I've been reading a bit about Patrick Hamilton again. He was a follower of Martin Luther and visited him in Germany. Hamilton's only known writings, later titled Patrick's Places - are online here. And here is a simple biography of the man from 1918. Luther once wrote that '... Virtually the whole of the scriptures and the understanding of the whole of theology–the entire Christian life, even–depends upon the true understanding of the law and the gospel...' . Patrick Hamilton wrote this:


The Law saith,
Pay thy debt.
Thou art a sinner desperate.
And thou shalt die.

The Gospel saith,
Christ hath paid it.
Thy sins are forgiven thee.
Be of good comfort, thou shalt be saved.

The Law saith,
Make amends for thy sin.
The Father of Heaven is wrath with thee.
Where is thy righteousness, goodness, and satisfaction?
Thou art bound and obliged unto me, to the devil, and to hell.

The Gospel saith,
Christ hath made it for thee.
Christ hath pacified him with his blood.
Christ is thy righteousness, thy goodness, and satisfaction.
Christ hath delivered thee from them all.

Bad religion is a long list of rules for people try to keep. True religion is a long list of rules which demand perfection - and which you therefore know you can never keep - but which Someone else has kept on your behalf.


King James V was king of Scotland when Patrick Hamilton was martyred on 29 February 1528 - Hamilton himself was of Royal descent through both of his parents. In fact, King James II of Scotland was a great-grandfather of both King James V and Patrick Hamilton too.

Over in Ayrshire, another branch of the family was led at this time by Archibald Hamilton of Raploch (1504-1559), who is described on a gravestone in Dunlop as being 'a servant of King James the Fift'. Photos below are from one of my visits to Dunlop.

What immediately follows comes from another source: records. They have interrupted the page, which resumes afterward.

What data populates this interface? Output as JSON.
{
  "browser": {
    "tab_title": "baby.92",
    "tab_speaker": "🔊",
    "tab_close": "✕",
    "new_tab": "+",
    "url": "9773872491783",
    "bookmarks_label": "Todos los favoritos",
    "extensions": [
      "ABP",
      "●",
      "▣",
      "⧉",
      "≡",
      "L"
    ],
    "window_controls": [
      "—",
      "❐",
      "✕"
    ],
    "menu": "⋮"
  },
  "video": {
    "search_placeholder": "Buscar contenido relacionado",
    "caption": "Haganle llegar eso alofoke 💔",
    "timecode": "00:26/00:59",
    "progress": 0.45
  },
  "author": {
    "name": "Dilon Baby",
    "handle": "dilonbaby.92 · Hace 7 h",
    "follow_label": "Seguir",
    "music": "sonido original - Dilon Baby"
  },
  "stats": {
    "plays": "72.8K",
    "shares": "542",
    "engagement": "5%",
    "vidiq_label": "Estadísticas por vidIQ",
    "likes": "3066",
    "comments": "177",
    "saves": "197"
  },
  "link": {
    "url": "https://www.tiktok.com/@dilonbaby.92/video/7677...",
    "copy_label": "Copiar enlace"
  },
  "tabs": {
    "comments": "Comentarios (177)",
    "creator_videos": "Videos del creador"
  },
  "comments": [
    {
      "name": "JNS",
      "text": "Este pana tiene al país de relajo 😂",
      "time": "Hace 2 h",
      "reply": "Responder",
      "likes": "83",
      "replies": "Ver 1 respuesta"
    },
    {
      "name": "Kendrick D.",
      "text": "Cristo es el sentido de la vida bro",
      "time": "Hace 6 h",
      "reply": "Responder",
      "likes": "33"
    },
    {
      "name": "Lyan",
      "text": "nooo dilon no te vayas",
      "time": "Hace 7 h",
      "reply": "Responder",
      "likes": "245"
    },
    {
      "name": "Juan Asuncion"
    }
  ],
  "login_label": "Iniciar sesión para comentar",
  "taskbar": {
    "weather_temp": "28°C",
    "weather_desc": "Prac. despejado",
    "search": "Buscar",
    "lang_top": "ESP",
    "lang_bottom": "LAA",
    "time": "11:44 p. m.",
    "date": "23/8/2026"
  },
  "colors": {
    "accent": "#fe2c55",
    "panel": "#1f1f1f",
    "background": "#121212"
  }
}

There is no doubt that Archibald Hamilton would have been aware of the burning of his relative Patrick. Archibald died on the cusp of the Scottish Reformation and his son Hans Hamilton became the first Protestant (Presbyterian) minister of Dunlop, Ayrshire - and Hans' son would later become Sir James Hamilton, one of the 'Founding Fathers' of the Ulster-Scots.